An individual retirement account that allows individuals to contribute pretax money to investments. The investments grow tax-deferred until the amounts are withdrawn at retirement, generally age 59 1/2. The maximum amount you can contribute for 2015 is the lesser of your taxable compensation or $5,500 ($6,500 if you are 50 or older). There are phase-outs for tax deductible contributions if you or your spouse are covered by a retirement plan at work and your income exceeds certain levels.

Roth IRA:

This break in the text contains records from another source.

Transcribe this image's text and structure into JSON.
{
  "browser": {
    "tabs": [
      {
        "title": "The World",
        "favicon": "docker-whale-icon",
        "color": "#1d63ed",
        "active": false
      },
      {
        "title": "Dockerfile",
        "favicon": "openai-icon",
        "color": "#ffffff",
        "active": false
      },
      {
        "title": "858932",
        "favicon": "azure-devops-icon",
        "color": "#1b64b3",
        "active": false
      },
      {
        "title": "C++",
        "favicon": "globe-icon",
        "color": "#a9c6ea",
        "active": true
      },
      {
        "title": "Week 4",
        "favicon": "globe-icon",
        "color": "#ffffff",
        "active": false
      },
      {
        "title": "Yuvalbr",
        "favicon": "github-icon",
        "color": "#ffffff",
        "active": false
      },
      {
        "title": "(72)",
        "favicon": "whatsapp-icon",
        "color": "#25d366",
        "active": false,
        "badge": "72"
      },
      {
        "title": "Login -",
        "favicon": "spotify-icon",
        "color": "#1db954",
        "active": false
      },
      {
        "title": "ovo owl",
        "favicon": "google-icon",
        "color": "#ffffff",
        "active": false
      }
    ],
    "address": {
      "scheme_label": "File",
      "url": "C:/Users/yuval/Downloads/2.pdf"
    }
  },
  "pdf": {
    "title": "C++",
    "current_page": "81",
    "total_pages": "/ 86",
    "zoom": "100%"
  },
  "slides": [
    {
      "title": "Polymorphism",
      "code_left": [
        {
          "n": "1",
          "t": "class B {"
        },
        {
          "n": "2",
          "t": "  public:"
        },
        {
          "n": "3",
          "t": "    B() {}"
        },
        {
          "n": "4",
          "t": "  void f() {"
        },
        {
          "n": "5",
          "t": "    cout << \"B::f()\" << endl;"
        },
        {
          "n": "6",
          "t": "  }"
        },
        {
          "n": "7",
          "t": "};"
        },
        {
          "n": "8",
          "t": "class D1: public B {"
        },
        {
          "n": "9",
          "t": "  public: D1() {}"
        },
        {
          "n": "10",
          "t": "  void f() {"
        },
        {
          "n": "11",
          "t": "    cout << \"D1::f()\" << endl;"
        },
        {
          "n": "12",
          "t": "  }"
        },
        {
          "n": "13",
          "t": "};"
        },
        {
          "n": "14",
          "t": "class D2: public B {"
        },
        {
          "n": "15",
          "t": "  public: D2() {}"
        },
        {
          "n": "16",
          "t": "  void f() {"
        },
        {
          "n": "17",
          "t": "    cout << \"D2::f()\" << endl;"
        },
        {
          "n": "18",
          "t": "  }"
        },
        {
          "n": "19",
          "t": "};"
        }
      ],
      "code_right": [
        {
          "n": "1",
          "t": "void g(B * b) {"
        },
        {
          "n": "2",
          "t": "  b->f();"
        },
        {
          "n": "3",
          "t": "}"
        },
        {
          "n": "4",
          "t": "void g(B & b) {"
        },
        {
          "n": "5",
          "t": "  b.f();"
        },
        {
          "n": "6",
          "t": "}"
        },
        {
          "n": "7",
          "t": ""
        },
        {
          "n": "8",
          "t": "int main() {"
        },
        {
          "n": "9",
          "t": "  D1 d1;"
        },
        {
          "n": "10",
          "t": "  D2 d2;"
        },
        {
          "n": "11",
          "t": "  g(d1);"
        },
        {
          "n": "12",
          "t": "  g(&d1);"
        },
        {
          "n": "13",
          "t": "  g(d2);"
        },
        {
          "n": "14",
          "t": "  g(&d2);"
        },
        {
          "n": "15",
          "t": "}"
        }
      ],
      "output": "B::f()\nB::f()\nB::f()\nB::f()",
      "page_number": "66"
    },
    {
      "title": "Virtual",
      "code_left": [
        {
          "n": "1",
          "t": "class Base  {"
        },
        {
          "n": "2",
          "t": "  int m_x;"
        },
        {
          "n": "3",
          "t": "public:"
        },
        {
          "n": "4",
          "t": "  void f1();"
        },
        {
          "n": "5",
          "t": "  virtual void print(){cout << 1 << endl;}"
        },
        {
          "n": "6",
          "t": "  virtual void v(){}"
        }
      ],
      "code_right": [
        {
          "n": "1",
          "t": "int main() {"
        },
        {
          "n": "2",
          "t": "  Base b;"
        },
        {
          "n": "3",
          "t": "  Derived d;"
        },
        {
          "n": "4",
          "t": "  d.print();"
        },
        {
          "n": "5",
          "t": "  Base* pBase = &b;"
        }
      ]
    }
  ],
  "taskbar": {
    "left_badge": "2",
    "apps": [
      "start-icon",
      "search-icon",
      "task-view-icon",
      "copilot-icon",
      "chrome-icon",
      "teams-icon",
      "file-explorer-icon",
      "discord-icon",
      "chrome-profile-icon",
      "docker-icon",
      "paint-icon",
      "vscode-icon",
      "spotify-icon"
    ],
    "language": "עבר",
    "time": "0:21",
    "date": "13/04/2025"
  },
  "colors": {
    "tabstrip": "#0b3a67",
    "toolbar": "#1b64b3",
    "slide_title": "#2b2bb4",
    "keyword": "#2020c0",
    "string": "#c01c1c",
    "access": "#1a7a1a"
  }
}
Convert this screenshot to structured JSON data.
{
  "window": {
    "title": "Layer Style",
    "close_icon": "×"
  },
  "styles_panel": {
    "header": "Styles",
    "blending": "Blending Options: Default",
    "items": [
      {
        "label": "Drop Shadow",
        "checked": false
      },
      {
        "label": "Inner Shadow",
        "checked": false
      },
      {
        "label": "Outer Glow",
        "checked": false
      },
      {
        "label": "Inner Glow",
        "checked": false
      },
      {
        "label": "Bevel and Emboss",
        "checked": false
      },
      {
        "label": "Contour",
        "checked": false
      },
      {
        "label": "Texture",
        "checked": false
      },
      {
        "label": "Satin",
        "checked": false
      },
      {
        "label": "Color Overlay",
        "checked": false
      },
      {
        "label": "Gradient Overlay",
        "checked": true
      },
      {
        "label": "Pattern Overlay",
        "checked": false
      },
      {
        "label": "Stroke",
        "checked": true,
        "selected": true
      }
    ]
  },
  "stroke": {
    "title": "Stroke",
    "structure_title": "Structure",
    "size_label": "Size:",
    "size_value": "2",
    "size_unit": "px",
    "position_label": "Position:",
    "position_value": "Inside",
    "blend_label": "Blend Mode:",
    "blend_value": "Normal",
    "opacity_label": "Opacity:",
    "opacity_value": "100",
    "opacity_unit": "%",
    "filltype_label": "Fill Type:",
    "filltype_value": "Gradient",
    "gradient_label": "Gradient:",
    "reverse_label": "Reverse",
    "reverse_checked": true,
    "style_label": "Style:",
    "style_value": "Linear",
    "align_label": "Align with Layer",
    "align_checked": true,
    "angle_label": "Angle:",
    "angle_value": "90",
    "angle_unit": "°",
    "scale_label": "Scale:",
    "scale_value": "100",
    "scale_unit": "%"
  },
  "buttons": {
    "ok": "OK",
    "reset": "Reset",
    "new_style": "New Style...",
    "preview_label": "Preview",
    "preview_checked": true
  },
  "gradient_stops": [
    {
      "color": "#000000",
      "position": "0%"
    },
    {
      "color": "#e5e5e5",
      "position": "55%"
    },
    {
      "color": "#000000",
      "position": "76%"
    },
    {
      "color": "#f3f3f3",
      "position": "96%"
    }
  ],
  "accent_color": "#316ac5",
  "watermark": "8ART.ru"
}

An individual retirement account that allows individuals to contribute after-tax money to investments. The investments grow tax free and there are no taxes when withdrawn at retirement, generally age 59 ½. The maximum amount you can contribute for 2015 is the lesser of your taxable compensation or $5,500 ($6,500 if you are 50 or older). The eligibility to contribute starts to phase-out once your modified adjusted gross income reaches $183,000 if your filing status is married filing jointly and $116,000 if single or head of household.

Price vs. Value

Understanding the difference between price vs. value will probably save you a lot of headaches, improve your finances, and even your life.

To simplify, price is the dollar cost, while value represents the benefits or worth received.

Price is very easily measured, and is an okay measure to use when purchasing goods and services of relatively low significance. Goods are easier to compare because there are usually less variables to consider. As the purchase becomes more significant then so should the role of value.

Value is much harder to compare because some of the benefits are intangible. An example of a product purchase is a personal vehicle. You may have found two similarly priced vehicles that have many similar features, but the less apparent differences are the resale values, operating costs, and repair costs.

An example of determining the value of services can be made with an investment advisor. A good investment advisor will help you to not only achieve investment returns that are in line with comparative benchmarks, but also minimize the tax impact, allocate resources properly, and make sure that you do not make rash decisions, such as selling when the market bottoms out.

Take a step back and think of decisions that you make only on price. Now, factor in value and compare your experience and results. I am sure that you will be surprised.